“More imperative duties. The President’s in town after all, so the gruntwork is all ours.” Wiping his brow on his forearm, he gestured at the pile of trash he’d unleashed. “Not a sign of anything vaguely relating to murder, unless you count some awful Kung Pao chicken and a copy of Diane Taylor’s ‘Fit Fast’ work out DVD.”

Peeling her gloves off, Kovalski tucked one into the other. “Pretty sure that gave someone a heart attack. Not so sure it resulted in someone being choked with a bike tyre’s inner tube.”

Renault sighed. “How annoying is that? Our murder weapon currently has more traction than our investigation.”

Author’s Note: That was a fair absence, wasn’t it? My apologies for the vacation. This week’s 3 Word Wednesday words were: Garbage, Traction, Imperative.

Glass Eye

Digitized vision bore witness to the beatdown the woman was getting. Boots collided with ribs; soles trampled on limbs.

She laid helpless on the ground. The cameras were mute, content just to watch and record and to then send that data to the national database.

No one who saw that footage would care for her plight. The glass eyes were vigilant, dedicated to protecting the population and helping to enforce law and order.

She was just a dissident.

Author’s Note: Today’s Three Word Wednesday words are helpless, trample, vigilant.

The Grave of Swords and Soldiers

Once the site of bloody battle, the blood shed now comes as a way of tribute from those that believe. From the worlds over they come via portals and starboats; soldiers whose day of drawing their blades are over. Amongst soft white grasses and delicate flowers that climb up rusted swords they walk. They seek a place for their weapons to be driven into the ground.

Worn, scarred, and calloused hands now free of the burden they carried. They nick their fingers on the blades, shedding a claret tear for the lives they have taken, the bodies they’ve maimed. Some of the swords are notched and worn. The soldiers bodies more so.

To come to the Grave of Swords and Soldiers is the ultimate act of the penitent. With muttered breaths they vow to only ever take up a weapon in the defence of themselves or others. Never to march to war; to instigate fights. And once they come, they never return.

The grave is for soldiers. They have relinquished that burden.

 

Author’s Note: This week’s 3 Word Wednesday words are Believe, Tribute, Penitent.

Home Cooking

A fierce craving for Mom’s (not really)patented chicken casserole drove her towards the kitchen. She stumbled a little with the weight of a night’s drinking making her strides anything but steady. Reaching the vast fridge that occupied one corner of the kitchen, she flung the massive doors open to begin browsing the shelves and racks.

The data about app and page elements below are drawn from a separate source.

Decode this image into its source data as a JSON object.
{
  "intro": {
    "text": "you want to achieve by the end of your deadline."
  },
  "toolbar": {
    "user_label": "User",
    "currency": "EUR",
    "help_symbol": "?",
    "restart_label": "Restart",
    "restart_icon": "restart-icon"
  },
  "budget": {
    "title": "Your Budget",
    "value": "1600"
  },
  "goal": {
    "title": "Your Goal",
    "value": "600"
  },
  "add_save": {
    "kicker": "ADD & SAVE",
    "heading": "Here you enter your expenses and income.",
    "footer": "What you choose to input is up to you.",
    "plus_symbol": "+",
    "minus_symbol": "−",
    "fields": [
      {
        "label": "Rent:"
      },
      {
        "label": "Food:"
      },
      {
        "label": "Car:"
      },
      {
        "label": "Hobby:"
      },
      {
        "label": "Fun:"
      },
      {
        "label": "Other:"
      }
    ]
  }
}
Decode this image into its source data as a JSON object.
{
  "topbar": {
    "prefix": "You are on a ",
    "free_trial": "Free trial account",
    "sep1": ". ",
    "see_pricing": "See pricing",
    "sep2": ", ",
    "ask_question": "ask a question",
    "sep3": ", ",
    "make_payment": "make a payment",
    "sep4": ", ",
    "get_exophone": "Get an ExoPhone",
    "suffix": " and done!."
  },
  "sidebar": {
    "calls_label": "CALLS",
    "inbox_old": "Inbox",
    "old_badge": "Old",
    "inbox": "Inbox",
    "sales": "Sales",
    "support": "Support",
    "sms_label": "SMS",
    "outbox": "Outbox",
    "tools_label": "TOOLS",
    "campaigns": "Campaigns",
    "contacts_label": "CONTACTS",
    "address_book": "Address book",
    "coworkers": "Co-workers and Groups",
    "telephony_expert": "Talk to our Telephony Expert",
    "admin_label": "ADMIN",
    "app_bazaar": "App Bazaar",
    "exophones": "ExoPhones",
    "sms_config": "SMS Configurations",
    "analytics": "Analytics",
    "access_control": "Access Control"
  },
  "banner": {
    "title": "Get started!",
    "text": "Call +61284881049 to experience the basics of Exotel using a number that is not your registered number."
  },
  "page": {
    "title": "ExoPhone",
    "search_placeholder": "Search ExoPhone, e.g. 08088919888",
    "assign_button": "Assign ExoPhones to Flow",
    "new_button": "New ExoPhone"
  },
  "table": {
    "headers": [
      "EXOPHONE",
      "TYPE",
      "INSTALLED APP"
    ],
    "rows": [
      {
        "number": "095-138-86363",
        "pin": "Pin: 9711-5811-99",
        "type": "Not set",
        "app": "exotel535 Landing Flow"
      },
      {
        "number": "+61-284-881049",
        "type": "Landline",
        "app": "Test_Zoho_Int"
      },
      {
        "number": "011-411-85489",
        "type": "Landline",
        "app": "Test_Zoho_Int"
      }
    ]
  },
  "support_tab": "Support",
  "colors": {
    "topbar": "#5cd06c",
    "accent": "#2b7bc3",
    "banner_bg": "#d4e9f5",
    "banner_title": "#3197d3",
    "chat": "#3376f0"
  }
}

Some fuzzy part of her mind knew that she’d brought some casserole home in one of the many Tupperware boxes that her parents dolled leftovers out in. Was it the red topped one? No, no, Mom had a system. Red was for beef dishes, chicken was…

Yellow! A flash of yellow caught her eye as she moved some assorted jars out of the way. Grasping the box with both hands she pulled it out and took it to the counter. Peeling the lid off to take a deep sniff of that rich, heady sauce.

A gag, a shudder, a lurch of her stomach! Putrid stenches assailed her nostrils. Retching, she clamped the lid back on the box and ran to the back door to gulp down fresh air. As the sobering and crisp night atmosphere settled her stomach and purged her nose of the violent attack, her mind focused. The last time she’d visited home to have chicken casserole… was two months ago.

Pulling a face, she steadied herself with the doorframe. Her craving had been crushed, her appetite abated. Come morning, she would clear the fridge out and write a big post-it note for herself: If she really wanted home cooking, she should really go home for it.

 

Author’s Note: Today’s 3 Word Wednesday words were Crave, Putrid, Shudder.